Cascade County Health Officer Tanya Houston said that if the rumors were true, they would do everything they can to inform and educate the public.
“I think that anytime there is an unknown and when it comes to an illness like this we are so fortunate that we don’t necessarily have to see or deal with on a daily basis, it can definitely cause a general sense of unease with people. That’s why we really endeavor as the health department to ensure we are putting out consistent information,” Houston said.
Symptoms for measles usually start with a fever, runny nose, cough, red eyes and sore throat. The individual will then develop a rash that can spread all over the body. The measles are highly contagious.
“We want help not just to educate people but also empower them. There are steps that they can take,” Houston said.
Houston said it’s important to stay up to date on the City-County Health Department’s Facebook page and website to check for releases and educational tools to prevent illnesses, such as the measles, from spreading.
“As measles were starting to become topics in the medical community, we did ensure that we were providing education and letting them know the status of how that illness is spreading across the nation or if we have seen any cases in Montana,” Houston said.

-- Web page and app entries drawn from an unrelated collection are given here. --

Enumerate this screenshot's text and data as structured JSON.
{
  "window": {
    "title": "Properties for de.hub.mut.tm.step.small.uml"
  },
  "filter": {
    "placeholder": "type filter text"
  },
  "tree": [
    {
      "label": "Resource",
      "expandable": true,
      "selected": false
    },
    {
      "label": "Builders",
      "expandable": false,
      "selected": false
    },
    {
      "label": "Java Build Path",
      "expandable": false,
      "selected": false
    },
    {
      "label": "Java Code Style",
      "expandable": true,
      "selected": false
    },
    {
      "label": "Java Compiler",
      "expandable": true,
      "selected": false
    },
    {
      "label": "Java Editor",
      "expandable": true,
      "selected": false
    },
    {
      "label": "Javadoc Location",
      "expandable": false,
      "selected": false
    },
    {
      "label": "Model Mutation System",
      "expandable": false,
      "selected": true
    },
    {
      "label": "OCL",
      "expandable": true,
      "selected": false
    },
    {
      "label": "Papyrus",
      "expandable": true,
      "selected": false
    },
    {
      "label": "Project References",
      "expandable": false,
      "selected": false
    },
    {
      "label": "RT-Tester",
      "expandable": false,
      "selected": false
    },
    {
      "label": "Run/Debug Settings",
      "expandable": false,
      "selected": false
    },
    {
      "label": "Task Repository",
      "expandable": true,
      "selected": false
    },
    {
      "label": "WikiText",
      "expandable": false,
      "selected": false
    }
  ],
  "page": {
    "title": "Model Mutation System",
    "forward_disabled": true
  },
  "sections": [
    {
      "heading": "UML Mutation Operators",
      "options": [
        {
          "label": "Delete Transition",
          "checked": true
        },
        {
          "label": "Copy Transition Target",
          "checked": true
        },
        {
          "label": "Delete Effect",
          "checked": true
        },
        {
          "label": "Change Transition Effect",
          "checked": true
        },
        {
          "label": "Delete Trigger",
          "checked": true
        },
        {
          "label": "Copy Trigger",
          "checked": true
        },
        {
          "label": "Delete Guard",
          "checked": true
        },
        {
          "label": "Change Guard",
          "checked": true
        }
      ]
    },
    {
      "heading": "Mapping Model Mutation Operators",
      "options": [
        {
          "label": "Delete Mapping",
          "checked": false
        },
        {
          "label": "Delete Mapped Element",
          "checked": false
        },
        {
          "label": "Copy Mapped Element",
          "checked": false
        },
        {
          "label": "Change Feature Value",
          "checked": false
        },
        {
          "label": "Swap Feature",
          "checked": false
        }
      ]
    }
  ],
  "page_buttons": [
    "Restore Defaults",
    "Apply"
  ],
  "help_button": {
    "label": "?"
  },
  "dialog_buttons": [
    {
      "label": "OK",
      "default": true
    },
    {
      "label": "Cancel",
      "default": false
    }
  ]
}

Houston said the number one thing she wants people to know is that if you do believe you have the measles, call your provider immediately for an over-the-phone assessment. Houston said that way the provider can prepare for you to come in and you will not be placed with other patients.
“We feel that we are as prepared as any agency could be to respond to something such as the unfortunate event that measles may come into our community. We have public health nurses who are well trained and we do exercises,” Houston said.
City-County health officials said there have been no cases of the measles in Montana since 1990.
“Really our role is to protect and promote the safety and health of our community. We do so in many ways. Some of that is doing the actual follow up if there is a suspect or confirmed case of many illnesses. And also doing that public education so that people have the right information and know what to do to protect themselves, their families and their community,” Houston said.